Boys are often raised to respect and even protect women, while simultaneously enjoying porn, celebrating sexual conquests, and noticing the mixed messages adults send them about (dis)respecting themselves and others.
We actively endorse the notion that behavioral standards fluctuate depending on one’s location (Vegas), wealth bracket (wealthy kids likely avoid jail), or age (if you are just a kid then a mistake shouldn’t ruin your life, even if your mistake haunts someone else’s).
We are more likely to believe devious conspiracy theories than the idea that entitled kids do entitled things, and have little reason to regret or confess them.
With or without Kavanaugh subtext, these revealed realities suggest devastating consequences for our shared future. To say that the primary problem exposed in these hearings is one of angry side picking is to miss the point entirely. First, such a view suggests that every testimony, every word uttered in the public sphere, has a clear agenda. It obscures the idea that truth telling comes from honest reflection, and that meaning making is a communal activity (to paraphrase David Dark). This view presupposes that since we cannot be certain about everything, it is better to stay aloof, uninvolved. Could we care enough about the communities we share to actually listen with respect, even when our stories are messy?
Second, this point of view is founded on the idea that any meaningful engagement in the public sphere is too much engagement in the public sphere. It suggests that any interest or passion is too much and too far, that reasonable, grounded people abstain from getting involved. If this is actually true then we should not claim to be a democracy, right? How often do you hear a person accosted for thinking about how one’s choices or ideals might affect the people around them: “Stop getting political, I’m just talking about my personal faith/school choice/business habits/tax strategy.” Truth be told, I am not sure what “getting political” means, but if it means investing my time, thoughts and energy in public meaning making, in the creating of norms, in the exploration of potential leaders and their points of view, then “getting political” is the foundation of democratic participation. Could we care about the norms, laws and people who govern us enough to engage ourselves in our governance?
Third, the idea that all who were interested in the Senate procedures, anyone who diligently watched, forming opinions and expressing outrage, was a symptom of ‘the problem with society,’ is based on the notion that our country, courts and legislators are never wrong, and always worthy of our trust. To hold them accountable is a sign of hysteria. This perspective has been used to silence protest and to undercut those who would resist oppression. It suggests that the status quo is always just, so any person who robustly criticizes the system has gone overboard and is simply addicted to outrage, passionate about their passion. The reality is that we have often gotten it wrong in our country. The long arc bends toward justice because people are willing to change the trajectory of the arc. Inertia wins unless a new force is introduced in the pathway.
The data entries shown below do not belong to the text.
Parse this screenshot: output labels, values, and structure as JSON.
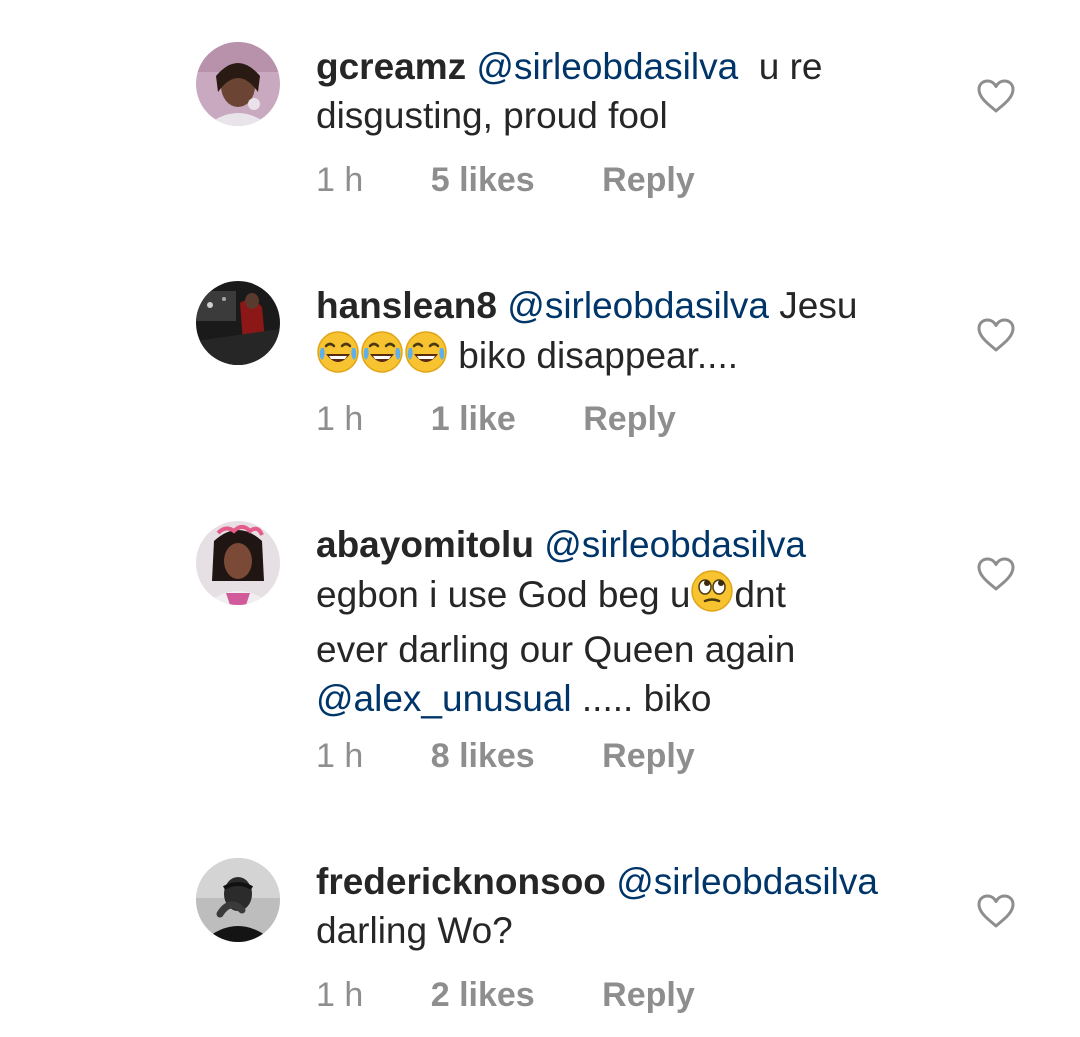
{
  "comments": [
    {
      "username": "gcreamz",
      "mention": "@sirleobdasilva",
      "text": "u re",
      "line2": "disgusting, proud fool",
      "time": "1 h",
      "likes": "5 likes",
      "reply": "Reply"
    },
    {
      "username": "hanslean8",
      "mention": "@sirleobdasilva",
      "text": "Jesu",
      "emojis": [
        "face-with-tears-of-joy",
        "face-with-tears-of-joy",
        "face-with-tears-of-joy"
      ],
      "line2": "biko disappear....",
      "time": "1 h",
      "likes": "1 like",
      "reply": "Reply"
    },
    {
      "username": "abayomitolu",
      "mention": "@sirleobdasilva",
      "line2a": "egbon i use God beg u",
      "emoji": "rolling-eyes-face",
      "line2b": "dnt",
      "line3": "ever darling our Queen again",
      "mention2": "@alex_unusual",
      "line4": "..... biko",
      "time": "1 h",
      "likes": "8 likes",
      "reply": "Reply"
    },
    {
      "username": "fredericknonsoo",
      "mention": "@sirleobdasilva",
      "line2": "darling Wo?",
      "time": "1 h",
      "likes": "2 likes",
      "reply": "Reply"
    }
  ],
  "colors": {
    "text": "#262626",
    "mention": "#003569",
    "meta": "#8e8e8e"
  }
}
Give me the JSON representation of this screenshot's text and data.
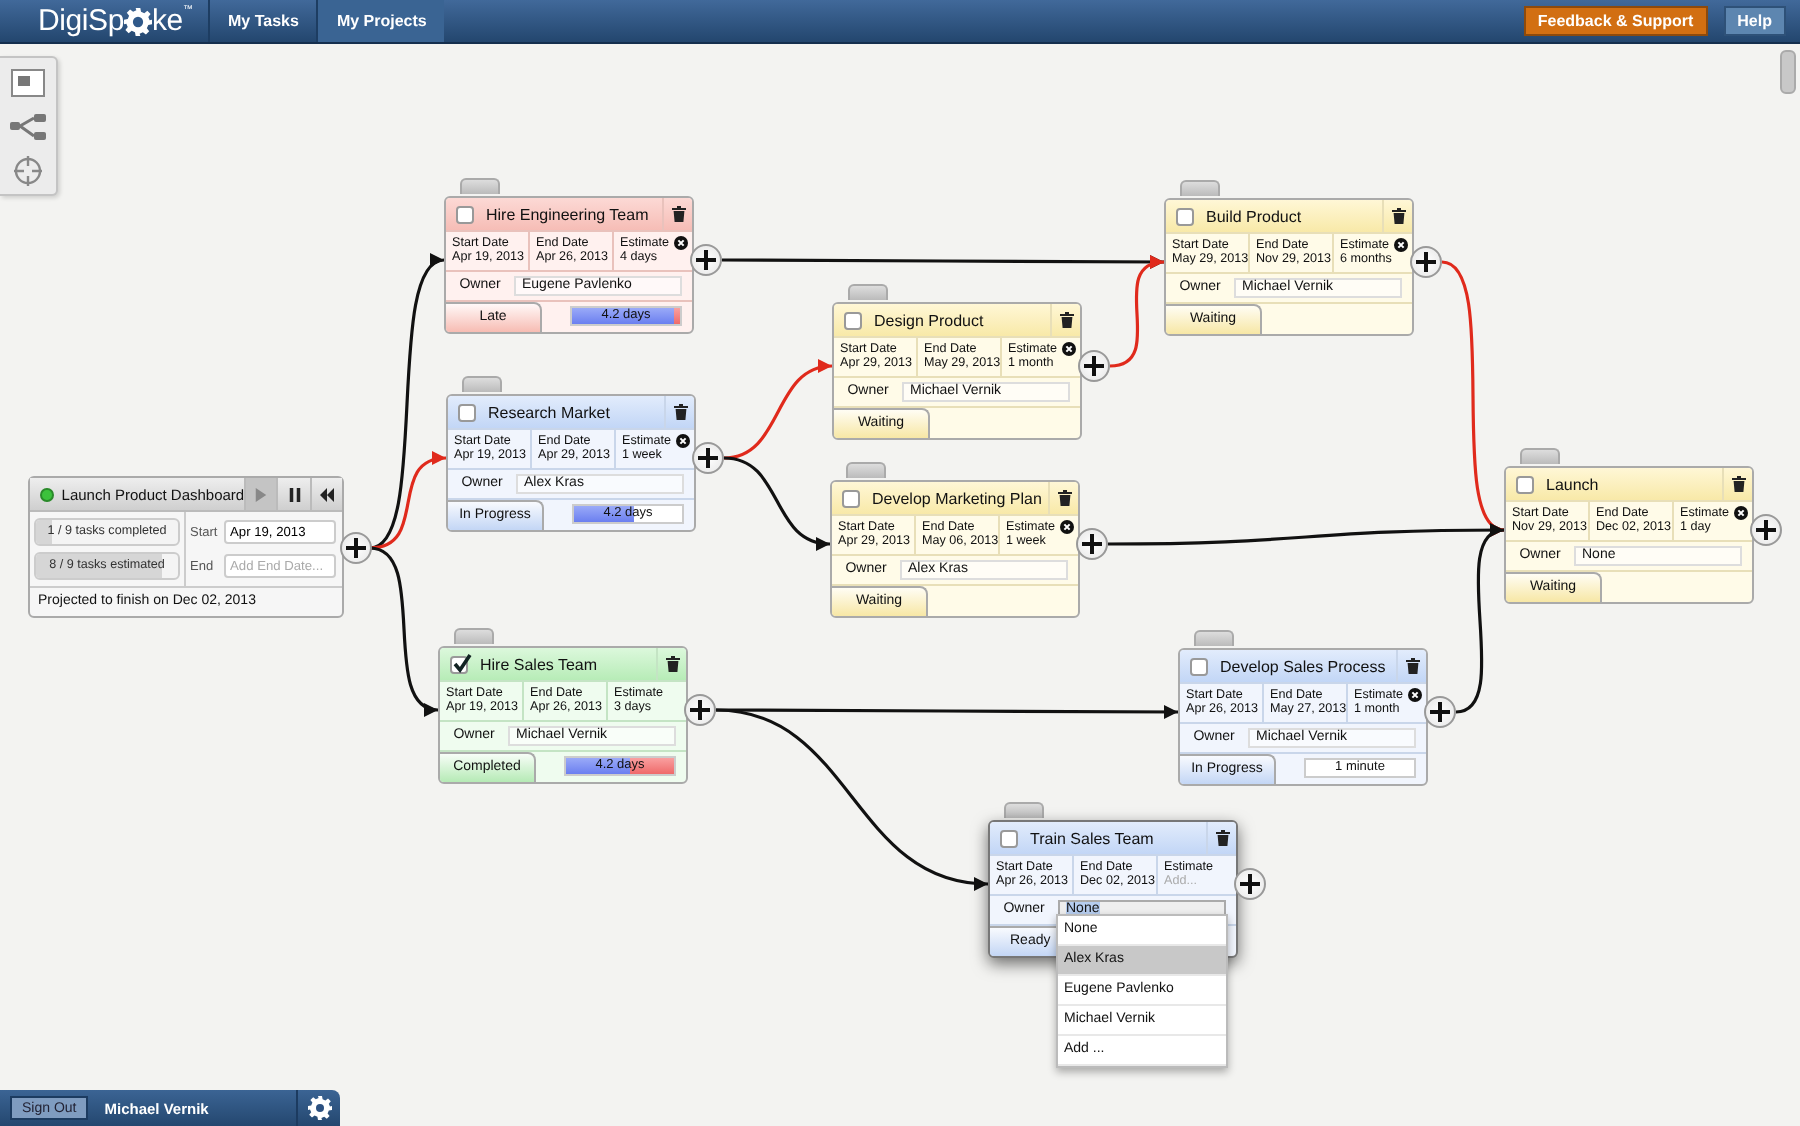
{
  "topbar": {
    "logo": {
      "parts": [
        "DigiSp",
        "ke"
      ],
      "mark": "™"
    },
    "tabs": [
      {
        "label": "My Tasks",
        "selected": false
      },
      {
        "label": "My Projects",
        "selected": true
      }
    ],
    "buttons": [
      {
        "label": "Feedback & Support",
        "kind": "feedback"
      },
      {
        "label": "Help",
        "kind": "help"
      }
    ]
  },
  "dashboard": {
    "title": "Launch Product Dashboard",
    "running": true,
    "controls": [
      {
        "kind": "play",
        "disabled": true
      },
      {
        "kind": "pause",
        "disabled": false
      },
      {
        "kind": "rewind",
        "disabled": false
      }
    ],
    "counters": [
      {
        "label": "1 / 9 tasks completed",
        "level": 0.11
      },
      {
        "label": "8 / 9 tasks estimated",
        "level": 0.89
      }
    ],
    "start": {
      "label": "Start",
      "value": "Apr 19, 2013"
    },
    "end": {
      "label": "End",
      "placeholder": "Add End Date..."
    },
    "projection": "Projected to finish on Dec 02, 2013",
    "links": [
      {
        "critical": false
      },
      {
        "critical": true
      },
      {
        "critical": false
      }
    ]
  },
  "tasks": [
    {
      "title": "Hire Engineering Team",
      "done": false,
      "focused": false,
      "dates": [
        {
          "label": "Start Date",
          "value": "Apr 19, 2013"
        },
        {
          "label": "End Date",
          "value": "Apr 26, 2013"
        },
        {
          "label": "Estimate",
          "value": "4 days",
          "clearable": true
        }
      ],
      "owner": {
        "label": "Owner",
        "value": "Eugene Pavlenko"
      },
      "status": {
        "label": "Late",
        "kind": "late"
      },
      "progress": {
        "label": "4.2 days",
        "level": 0.95,
        "overdue": true
      },
      "links": [
        {
          "critical": false
        }
      ]
    },
    {
      "title": "Research Market",
      "done": false,
      "focused": false,
      "dates": [
        {
          "label": "Start Date",
          "value": "Apr 19, 2013"
        },
        {
          "label": "End Date",
          "value": "Apr 29, 2013"
        },
        {
          "label": "Estimate",
          "value": "1 week",
          "clearable": true
        }
      ],
      "owner": {
        "label": "Owner",
        "value": "Alex Kras"
      },
      "status": {
        "label": "In Progress",
        "kind": "in-progress"
      },
      "progress": {
        "label": "4.2 days",
        "level": 0.55,
        "overdue": false
      },
      "links": [
        {
          "critical": true
        },
        {
          "critical": false
        }
      ]
    },
    {
      "title": "Hire Sales Team",
      "done": true,
      "focused": false,
      "dates": [
        {
          "label": "Start Date",
          "value": "Apr 19, 2013"
        },
        {
          "label": "End Date",
          "value": "Apr 26, 2013"
        },
        {
          "label": "Estimate",
          "value": "3 days",
          "clearable": false
        }
      ],
      "owner": {
        "label": "Owner",
        "value": "Michael Vernik"
      },
      "status": {
        "label": "Completed",
        "kind": "completed"
      },
      "progress": {
        "label": "4.2 days",
        "level": 0.6,
        "overdue": true
      },
      "links": [
        {
          "critical": false
        },
        {
          "critical": false
        }
      ]
    },
    {
      "title": "Design Product",
      "done": false,
      "focused": false,
      "dates": [
        {
          "label": "Start Date",
          "value": "Apr 29, 2013"
        },
        {
          "label": "End Date",
          "value": "May 29, 2013"
        },
        {
          "label": "Estimate",
          "value": "1 month",
          "clearable": true
        }
      ],
      "owner": {
        "label": "Owner",
        "value": "Michael Vernik"
      },
      "status": {
        "label": "Waiting",
        "kind": "waiting"
      },
      "links": [
        {
          "critical": true
        }
      ]
    },
    {
      "title": "Develop Marketing Plan",
      "done": false,
      "focused": false,
      "dates": [
        {
          "label": "Start Date",
          "value": "Apr 29, 2013"
        },
        {
          "label": "End Date",
          "value": "May 06, 2013"
        },
        {
          "label": "Estimate",
          "value": "1 week",
          "clearable": true
        }
      ],
      "owner": {
        "label": "Owner",
        "value": "Alex Kras"
      },
      "status": {
        "label": "Waiting",
        "kind": "waiting"
      },
      "links": [
        {
          "critical": false
        }
      ]
    },
    {
      "title": "Build Product",
      "done": false,
      "focused": false,
      "dates": [
        {
          "label": "Start Date",
          "value": "May 29, 2013"
        },
        {
          "label": "End Date",
          "value": "Nov 29, 2013"
        },
        {
          "label": "Estimate",
          "value": "6 months",
          "clearable": true
        }
      ],
      "owner": {
        "label": "Owner",
        "value": "Michael Vernik"
      },
      "status": {
        "label": "Waiting",
        "kind": "waiting"
      },
      "links": [
        {
          "critical": true
        }
      ]
    },
    {
      "title": "Launch",
      "done": false,
      "focused": false,
      "dates": [
        {
          "label": "Start Date",
          "value": "Nov 29, 2013"
        },
        {
          "label": "End Date",
          "value": "Dec 02, 2013"
        },
        {
          "label": "Estimate",
          "value": "1 day",
          "clearable": true
        }
      ],
      "owner": {
        "label": "Owner",
        "value": "None"
      },
      "status": {
        "label": "Waiting",
        "kind": "waiting"
      }
    },
    {
      "title": "Develop Sales Process",
      "done": false,
      "focused": false,
      "dates": [
        {
          "label": "Start Date",
          "value": "Apr 26, 2013"
        },
        {
          "label": "End Date",
          "value": "May 27, 2013"
        },
        {
          "label": "Estimate",
          "value": "1 month",
          "clearable": true
        }
      ],
      "owner": {
        "label": "Owner",
        "value": "Michael Vernik"
      },
      "status": {
        "label": "In Progress",
        "kind": "in-progress"
      },
      "progress": {
        "label": "1 minute",
        "level": 0,
        "overdue": false
      },
      "links": [
        {
          "critical": false
        }
      ]
    },
    {
      "title": "Train Sales Team",
      "done": false,
      "focused": true,
      "dates": [
        {
          "label": "Start Date",
          "value": "Apr 26, 2013"
        },
        {
          "label": "End Date",
          "value": "Dec 02, 2013"
        },
        {
          "label": "Estimate",
          "placeholder": "Add...",
          "clearable": false
        }
      ],
      "owner": {
        "label": "Owner",
        "value": "None"
      },
      "status": {
        "label": "Ready",
        "kind": "ready"
      },
      "owner_menu": {
        "options": [
          {
            "label": "None",
            "selected": false
          },
          {
            "label": "Alex Kras",
            "selected": true
          },
          {
            "label": "Eugene Pavlenko",
            "selected": false
          },
          {
            "label": "Michael Vernik",
            "selected": false
          },
          {
            "label": "Add ...",
            "selected": false
          }
        ]
      }
    }
  ],
  "user_bar": {
    "sign_out": "Sign Out",
    "user": "Michael Vernik"
  }
}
If such a new force is always dismissed as too intense, or too involved, then inertia will win, and injustice will stand. Could we care enough to be outraged?
I understand the impulse to choose apathy instead of engaged dialogue. This is a complicated and high-stakes moment. There is much to learn, much to mourn, much to ponder about the last few weeks. If influential folks decide that our central problem is that people are “too political” or “too outraged,” then I’m afraid I need to announce that I am about to become a bigger problem than I have heretofore been. I care too much about the way our public sphere, courts, leaders, houses of worship and laws treat young women and men to pretend like apathy or divestment is a noble act of reason. It is cowardly to not care, and I invite you to be brave with me, to listen to different perspectives with empathy, and to engage in the process of making meaning out of our messy democracy.
Next week, practical ideas on how to respond to this moment.